Mike Smith from GUERRILLA
Randa Clay from Randa Clay WordPress Design
Ryan Scherf from Ryan Scherf
Stephen Tiano from Freelance book designer, page compositor & layout artist
Derek Kirk from creative web design
Andrew Keir from Melbourne graphic designer, Andrew Keir
Andrew Kelsall from Andrew Kelsall Design
Anne Swanson from Anne Swanson Graphic Design
Bob Raynor from Bob Raynor – Graphic Designer
Carmia Cronje from Clementine Creative
Chris Metzner from data visualization graphic designer
Craig Wilson from Craig Wilson
David Airey from David Airey, graphic designer
Douglas Bonneville from freelance graphic designer
Hernan Valencia from The Construct Creative
John O’Nolan from John O’Nolan
Jon Phillips from SpyreStudios
Justin Miller from Magnum Creative Group
Karen McDade from Omega Red
Kyle Richardson from Enrich Design
Lauren Krause from Creative Curio
Liam Swift from Attract Love to Your Brand
More to come
That’s not it! More questions about our designers’ equipment, software, and more great advice to come!
What do you think?
Are you a graphic designer who runs their own business or thinking of becoming a self-employed work-from-home type? What did you think of this survey? As always, I’d love to hear your thoughts.
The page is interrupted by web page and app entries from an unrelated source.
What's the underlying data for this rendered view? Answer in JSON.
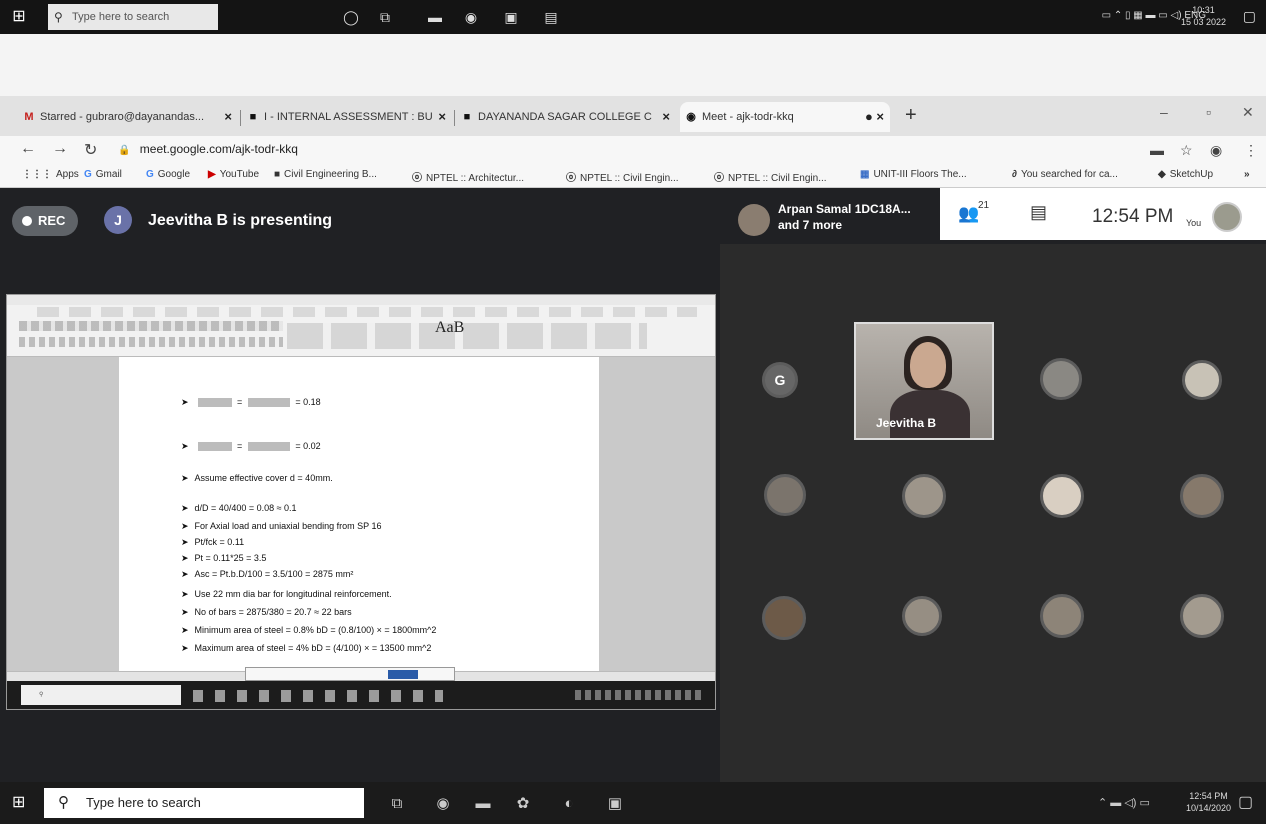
{
  "outer_taskbar": {
    "search_placeholder": "Type here to search",
    "tray_lang": "ENG",
    "clock_time": "10:31",
    "clock_date": "15 03 2022"
  },
  "browser": {
    "tabs": [
      {
        "icon": "M",
        "label": "Starred - gubraro@dayanandas..."
      },
      {
        "icon": "■",
        "label": "I - INTERNAL ASSESSMENT : BU"
      },
      {
        "icon": "■",
        "label": "DAYANANDA SAGAR COLLEGE C"
      },
      {
        "icon": "◉",
        "label": "Meet - ajk-todr-kkq"
      }
    ],
    "url": "meet.google.com/ajk-todr-kkq",
    "bookmarks": [
      {
        "icon": "⋮⋮⋮",
        "label": "Apps"
      },
      {
        "icon": "G",
        "label": "Gmail"
      },
      {
        "icon": "G",
        "label": "Google"
      },
      {
        "icon": "▶",
        "label": "YouTube"
      },
      {
        "icon": "■",
        "label": "Civil Engineering B..."
      },
      {
        "icon": "ⓞ",
        "label": "NPTEL :: Architectur..."
      },
      {
        "icon": "ⓞ",
        "label": "NPTEL :: Civil Engin..."
      },
      {
        "icon": "ⓞ",
        "label": "NPTEL :: Civil Engin..."
      },
      {
        "icon": "▦",
        "label": "UNIT-III Floors The..."
      },
      {
        "icon": "∂",
        "label": "You searched for ca..."
      },
      {
        "icon": "◆",
        "label": "SketchUp"
      },
      {
        "icon": "»",
        "label": ""
      }
    ]
  },
  "meet": {
    "rec_label": "REC",
    "presenter_initial": "J",
    "presenting_text": "Jeevitha B is presenting",
    "participants_name": "Arpan Samal 1DC18A...",
    "participants_more": "and 7 more",
    "people_count": "21",
    "clock": "12:54 PM",
    "you_label": "You",
    "featured_name": "Jeevitha B",
    "tiles": [
      {
        "initial": "G"
      }
    ]
  },
  "shared_doc": {
    "font_sample": "AaB",
    "lines": [
      {
        "text": "= 0.18"
      },
      {
        "text": "= 0.02"
      },
      {
        "text": "Assume effective cover d = 40mm."
      },
      {
        "text": "d/D = 40/400 = 0.08 ≈ 0.1"
      },
      {
        "text": "For Axial load and uniaxial bending from SP 16"
      },
      {
        "text": "Pt/fck = 0.11"
      },
      {
        "text": "Pt = 0.11*25 = 3.5"
      },
      {
        "text": "Asc = Pt.b.D/100 = 3.5/100 = 2875 mm²"
      },
      {
        "text": "Use 22 mm dia bar for longitudinal reinforcement."
      },
      {
        "text": "No of bars = 2875/380 = 20.7 ≈ 22 bars"
      },
      {
        "text": "Minimum area of steel = 0.8% bD = (0.8/100) ×      = 1800mm^2"
      },
      {
        "text": "Maximum area of steel = 4% bD = (4/100) ×      = 13500 mm^2"
      }
    ]
  },
  "taskbar": {
    "search_placeholder": "Type here to search",
    "clock_time": "12:54 PM",
    "clock_date": "10/14/2020"
  }
}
And, if you enjoyed the article, please consider tweeting or voting for it on your social network of choice!